Jim Cramer, host of the CNBC television program "Mad Money," is a Markets Commentator for, Inc., and CNBC, and a director and co-founder of All opinions expressed by Mr. Cramer on "Mad Money" are his own and do not reflect the opinions of or its affiliates, or CNBC, NBC UNIVERSAL or their parent company or affiliates. Mr. Cramer's opinions are based upon information he considers to be reliable, but neither, nor CNBC, nor either of their affiliates and/or subsidiaries warrant its completeness or accuracy, and it should not be relied upon as such. Mr. Cramer's statements are based on his opinions at the time statements are made, and are subject to change without notice. No part of Mr. Cramer's compensation from CNBC or is related to the specific opinions expressed by him on "Mad Money."

None of the information contained in "Mad Money" constitutes a recommendation by Mr. Cramer, or CNBC that any particular security, portfolio of securities, transaction, or investment strategy is suitable for any specific person. You must make your own independent decisions regarding any security, portfolio of securities, transaction, or investment strategy mentioned on the program. Mr. Cramer's past results are not necessarily indicative of future performance. Neither Mr. Cramer, nor, nor CNBC guarantees any specific outcome or profit, and you should be aware of the real risk of loss in following any strategy or investments discussed on the program. The strategy or investments discussed may fluctuate in price or value and you may get back less than you invested. Before acting on any information contained in the program, you should consider whether it is suitable for your particular circumstances and strongly consider seeking advice from your own financial or investment adviser.

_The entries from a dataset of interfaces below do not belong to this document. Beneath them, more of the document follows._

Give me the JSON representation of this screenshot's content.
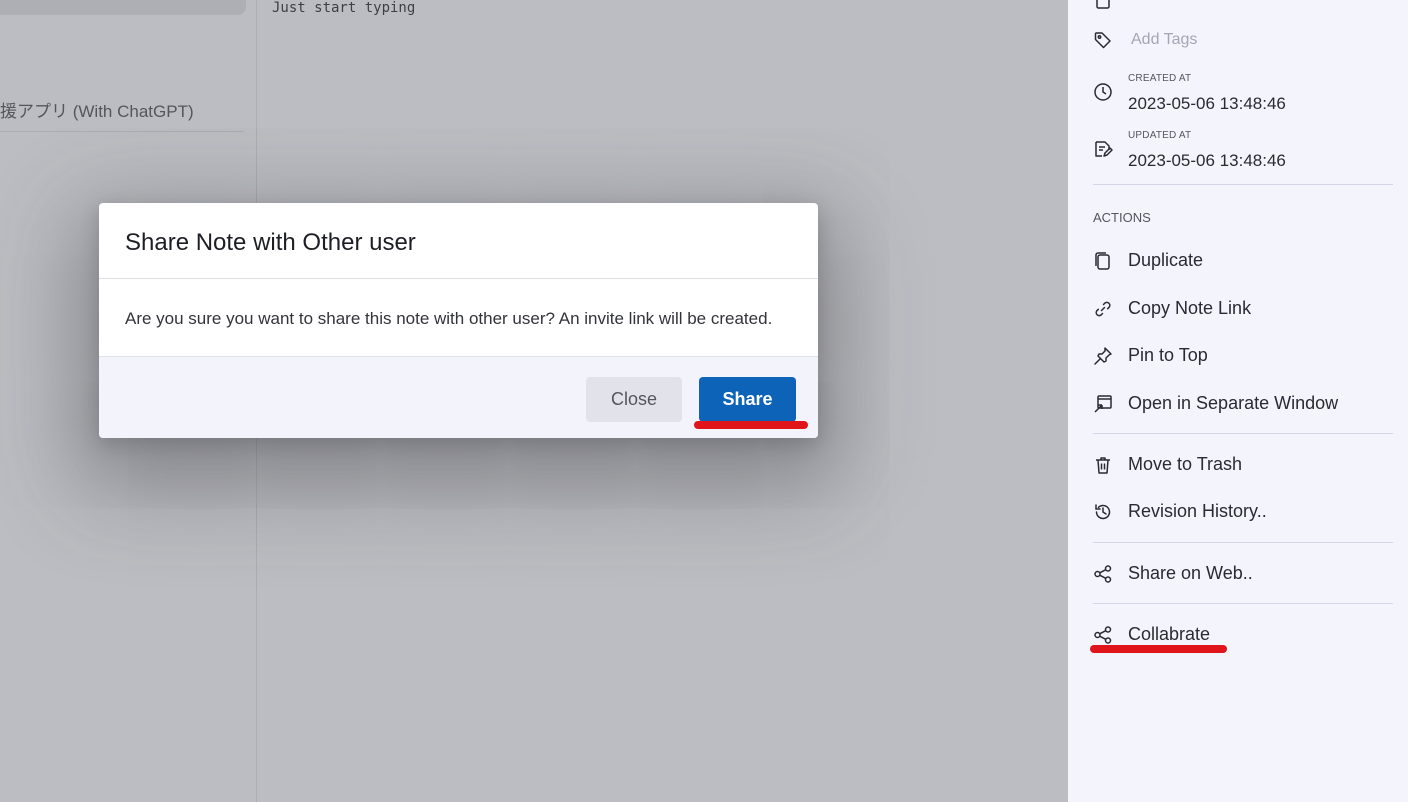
{
  "note_list": {
    "item_title": "援アプリ (With ChatGPT)"
  },
  "editor": {
    "placeholder": "Just start typing"
  },
  "sidebar": {
    "add_tags_placeholder": "Add Tags",
    "created_label": "CREATED AT",
    "created_value": "2023-05-06 13:48:46",
    "updated_label": "UPDATED AT",
    "updated_value": "2023-05-06 13:48:46",
    "actions_label": "ACTIONS",
    "actions": {
      "duplicate": "Duplicate",
      "copy_link": "Copy Note Link",
      "pin": "Pin to Top",
      "open_window": "Open in Separate Window",
      "trash": "Move to Trash",
      "revision": "Revision History..",
      "share_web": "Share on Web..",
      "collaborate": "Collabrate"
    }
  },
  "modal": {
    "title": "Share Note with Other user",
    "message": "Are you sure you want to share this note with other user? An invite link will be created.",
    "close_label": "Close",
    "share_label": "Share"
  },
  "colors": {
    "primary": "#0c63b8",
    "annotation": "#e0141b",
    "sidebar_bg": "#f4f5fc"
  }
}
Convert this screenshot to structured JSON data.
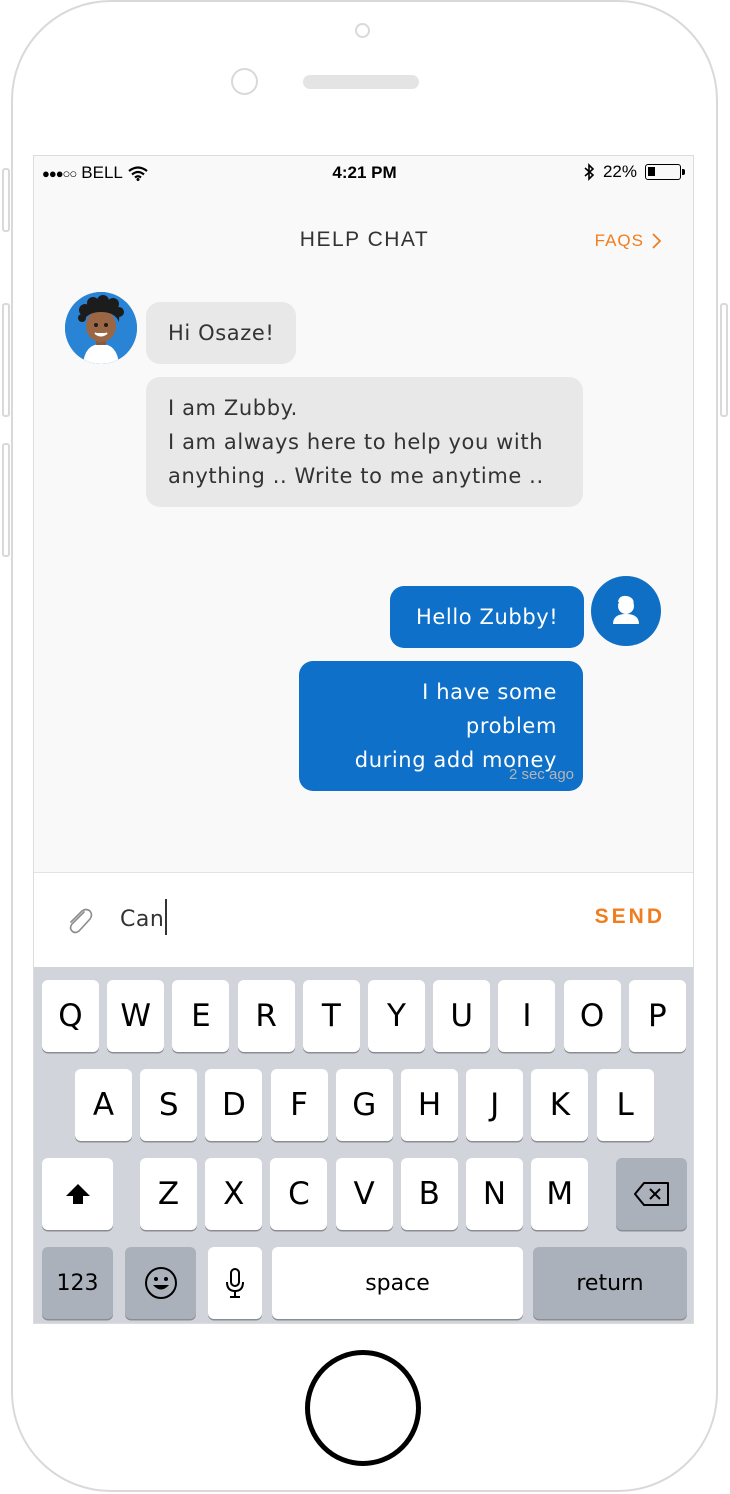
{
  "status_bar": {
    "carrier": "BELL",
    "time": "4:21 PM",
    "battery_percent": "22%",
    "battery_level": 0.22,
    "icons": [
      "signal-dots-icon",
      "wifi-icon",
      "bluetooth-icon",
      "battery-icon"
    ]
  },
  "header": {
    "title": "HELP CHAT",
    "faqs_label": "FAQS"
  },
  "messages": [
    {
      "from": "bot",
      "lines": [
        "Hi Osaze!"
      ]
    },
    {
      "from": "bot",
      "lines": [
        "I am Zubby.",
        "I am always here to help you with",
        "anything .. Write to me anytime .."
      ]
    },
    {
      "from": "user",
      "lines": [
        "Hello Zubby!"
      ]
    },
    {
      "from": "user",
      "lines": [
        "I have some problem",
        "during add money"
      ]
    }
  ],
  "timestamp": "2 sec ago",
  "composer": {
    "input_value": "Can",
    "send_label": "SEND"
  },
  "keyboard": {
    "row1": [
      "Q",
      "W",
      "E",
      "R",
      "T",
      "Y",
      "U",
      "I",
      "O",
      "P"
    ],
    "row2": [
      "A",
      "S",
      "D",
      "F",
      "G",
      "H",
      "J",
      "K",
      "L"
    ],
    "row3": [
      "Z",
      "X",
      "C",
      "V",
      "B",
      "N",
      "M"
    ],
    "numbers_label": "123",
    "space_label": "space",
    "return_label": "return"
  },
  "colors": {
    "accent": "#f07d1e",
    "user_bubble": "#0e70c8",
    "bot_bubble": "#e8e8e8"
  }
}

Some of the stocks mentioned by Mr. Cramer on "Mad Money" are held in Mr. Cramer's Action Alerts PLUS Portfolio. When that is the case, appropriate disclosure is made on the program and in the "Mad Money" recap available on The Action Alerts PLUS Portfolio contains all of Mr. Cramer's personal investments in publicly-traded equity securities only, and does not include any mutual fund holdings or other institutionally managed assets, private equity investments, or his holdings in, Inc. Since March 2005, the Action Alerts PLUS Portfolio has been held by a Trust, the realized profits from which have been pledged to charity. Mr. Cramer retains full investment discretion with respect to all securities contained in the Trust. Mr. Cramer is subject to certain trading restrictions, and must hold all securities in the Action Alerts PLUS Portfolio for at least one month, and is not permitted to buy or sell any security he has spoken about on television or on his radio program for five days following the broadcast.